As I flicked through it I couldn’t help but notice that there were about ( I stress ‘about’ – my eyes did begin to glaze over) 150 blokes in it, 170 guns, 50 or so dogs and about 20 women. Gals are about as numerous as deer, dead birds and a little commoner than rabbits in the lives of shooting men, it seems. What a wonderful world to inhabit – don’t you think?
Although I believe that the rag is supposed to be about the great fun of shooting, since there aren’t any gals around, one could be forgiven for thinking that the main game species is the RSPB. The RSPB appears on the first five pages of the magazine, sometimes in big letters. Obviously, the RSPB is praised to the hilt throughout – read it yourself and see.
The tone is strident and the arguments are unconvincing. It looks like the competition between shooting mags has caused a race to the bottom, and the ST is scraping it hard. What would ‘BB’ have said about it?
There is nothing as strident, and nothing as adversarial to all other moderate influences in the countryside. I bet Philip Merricks is livid about ST.
Clearly either no-one has thought what impression this approach would have on the normal man (or dog) in the street, and they certainly won’t have considered the normal woman on the street, or the ST really doesn’t care what impression it makes.

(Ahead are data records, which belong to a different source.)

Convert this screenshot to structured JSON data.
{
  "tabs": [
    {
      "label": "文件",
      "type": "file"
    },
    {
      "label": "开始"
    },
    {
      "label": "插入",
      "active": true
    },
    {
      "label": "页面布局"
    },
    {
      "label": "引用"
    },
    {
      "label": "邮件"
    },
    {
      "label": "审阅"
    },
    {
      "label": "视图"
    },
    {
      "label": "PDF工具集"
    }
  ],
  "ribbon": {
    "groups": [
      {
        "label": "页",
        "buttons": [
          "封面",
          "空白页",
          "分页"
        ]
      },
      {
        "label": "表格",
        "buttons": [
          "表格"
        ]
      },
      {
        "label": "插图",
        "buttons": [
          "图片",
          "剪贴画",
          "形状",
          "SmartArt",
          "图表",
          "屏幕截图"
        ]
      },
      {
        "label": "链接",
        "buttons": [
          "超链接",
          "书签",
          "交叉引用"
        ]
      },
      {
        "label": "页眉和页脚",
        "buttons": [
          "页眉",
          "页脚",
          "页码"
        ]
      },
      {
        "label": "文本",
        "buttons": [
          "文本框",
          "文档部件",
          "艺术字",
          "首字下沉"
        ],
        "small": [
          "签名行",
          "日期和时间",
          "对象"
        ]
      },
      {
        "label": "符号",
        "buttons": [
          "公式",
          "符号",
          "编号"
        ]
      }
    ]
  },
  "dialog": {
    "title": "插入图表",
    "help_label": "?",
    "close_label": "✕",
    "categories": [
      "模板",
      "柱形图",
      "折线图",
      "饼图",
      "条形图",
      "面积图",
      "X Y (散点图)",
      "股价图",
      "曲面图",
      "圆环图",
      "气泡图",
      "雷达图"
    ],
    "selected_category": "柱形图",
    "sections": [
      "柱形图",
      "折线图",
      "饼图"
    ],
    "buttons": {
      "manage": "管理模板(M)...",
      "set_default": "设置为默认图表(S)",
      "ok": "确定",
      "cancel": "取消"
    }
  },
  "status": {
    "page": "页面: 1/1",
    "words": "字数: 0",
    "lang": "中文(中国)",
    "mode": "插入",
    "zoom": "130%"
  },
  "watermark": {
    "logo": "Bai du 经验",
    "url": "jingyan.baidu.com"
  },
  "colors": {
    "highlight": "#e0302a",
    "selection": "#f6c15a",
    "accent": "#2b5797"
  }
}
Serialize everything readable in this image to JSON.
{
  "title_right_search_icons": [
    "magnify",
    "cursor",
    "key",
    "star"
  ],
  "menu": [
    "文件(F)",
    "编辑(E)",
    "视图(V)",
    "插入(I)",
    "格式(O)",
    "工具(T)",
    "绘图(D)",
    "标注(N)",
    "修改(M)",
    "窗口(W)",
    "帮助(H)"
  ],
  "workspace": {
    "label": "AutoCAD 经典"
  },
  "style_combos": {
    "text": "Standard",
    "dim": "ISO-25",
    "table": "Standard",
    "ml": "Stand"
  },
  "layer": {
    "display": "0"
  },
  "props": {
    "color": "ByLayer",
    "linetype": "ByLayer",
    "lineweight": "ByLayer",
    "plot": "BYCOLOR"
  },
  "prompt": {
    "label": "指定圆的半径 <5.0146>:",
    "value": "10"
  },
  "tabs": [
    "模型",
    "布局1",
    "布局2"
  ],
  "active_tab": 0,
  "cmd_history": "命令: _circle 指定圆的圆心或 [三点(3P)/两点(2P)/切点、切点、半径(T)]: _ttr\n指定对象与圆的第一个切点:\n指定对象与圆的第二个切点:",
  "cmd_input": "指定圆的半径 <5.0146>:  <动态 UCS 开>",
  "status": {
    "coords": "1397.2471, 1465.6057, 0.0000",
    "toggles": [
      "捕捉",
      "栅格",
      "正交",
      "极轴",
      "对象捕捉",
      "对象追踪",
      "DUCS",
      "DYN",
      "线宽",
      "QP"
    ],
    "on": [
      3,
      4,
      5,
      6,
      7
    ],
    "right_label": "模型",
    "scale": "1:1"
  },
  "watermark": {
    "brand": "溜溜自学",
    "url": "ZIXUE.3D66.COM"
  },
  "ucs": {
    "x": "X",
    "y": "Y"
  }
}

What is the ornithological equivalent of the ST? I’m not sure there is one.
I wonder what the man, dog and woman count is in Birdwatch, Birdwatching etc?
The ST discusses the RSPB’s call for licensing of grouse moors and quotes the NGO, BASC and GWCT as not being terribly keen on it. Well, they would say that wouldn’t they?
I think that the call for licensing is simply too little, too feeble and too late. The RSPB looks rather off the pace now to advance this as their new solution when they did precious little to support John Armitage’s e-petition on this very subject which only closed at the end of February. This time last year would have been the time for the RSPB to throw their weight behind this measure and harness public support for it. By the way, that’s what I did through this blog even though I think that licensing is a partial and probably ineffective solution to the wide range of problems now associated with grouse moors – it’s not just about Hen Harriers is it?
But if the RSPB had supported the e-petition on this subject then we would all have bitten our lips and said nothing. But things have moved on.
You have to realise that the shooting community would be quite happy for licensing to come in – it relies on monitoring and a system of penalties and the policing will be difficult and the penalties can be argued over for years. Years of dialogue could be spent on defining the grounds for withdrawing a licence for damaging peat too much, reducing water quality too much etc etc.
That doesn’t sound to scary to the grouse shooters. So the pages of outrage in ST are there to make licensing seems extreme (when it is actually weak and ineffective in this instance) and to make the RSPB feel that it has been really tough.
The grouse shooters are worried about the possibility, only vague and only distant, of a total ban on their activities because increasingly realisation is dawning on a range of people that the way to deal with the systematic ills of driven grouse shooting is to ban it. And they hate the idea of people expressing their abhorrence of the criminal killing of Hen Harriers on Hen Harrier Day. This might involve grannies, girls and grown women – what a thought!
Apparently the RSPB is too influenced by ‘bloggers’ – whatever they may be. I must meet some of these people and have a word with them – they sound interesting.
The thing that these bloggers might ask for is a ban to driven grouse shooting as the simplest, quickest, most effective and least bureaucratic solution to the many ills of intensive grouse moor management. I wonder whether the RSPB has noticed? Maybe this will be RSPB policy a few months after this e-petition closes.
6400 signatures as we enter Week 6 – that’s over 1000 signatures a week on average. Wouldn’t it be great to get to 10,000 in the next five weeks – by 12 August. That’s about 100 new signatures a day for the next 39 or so days – sounds quite tough to me. I wonder whether that is possible? Let’s give it a go.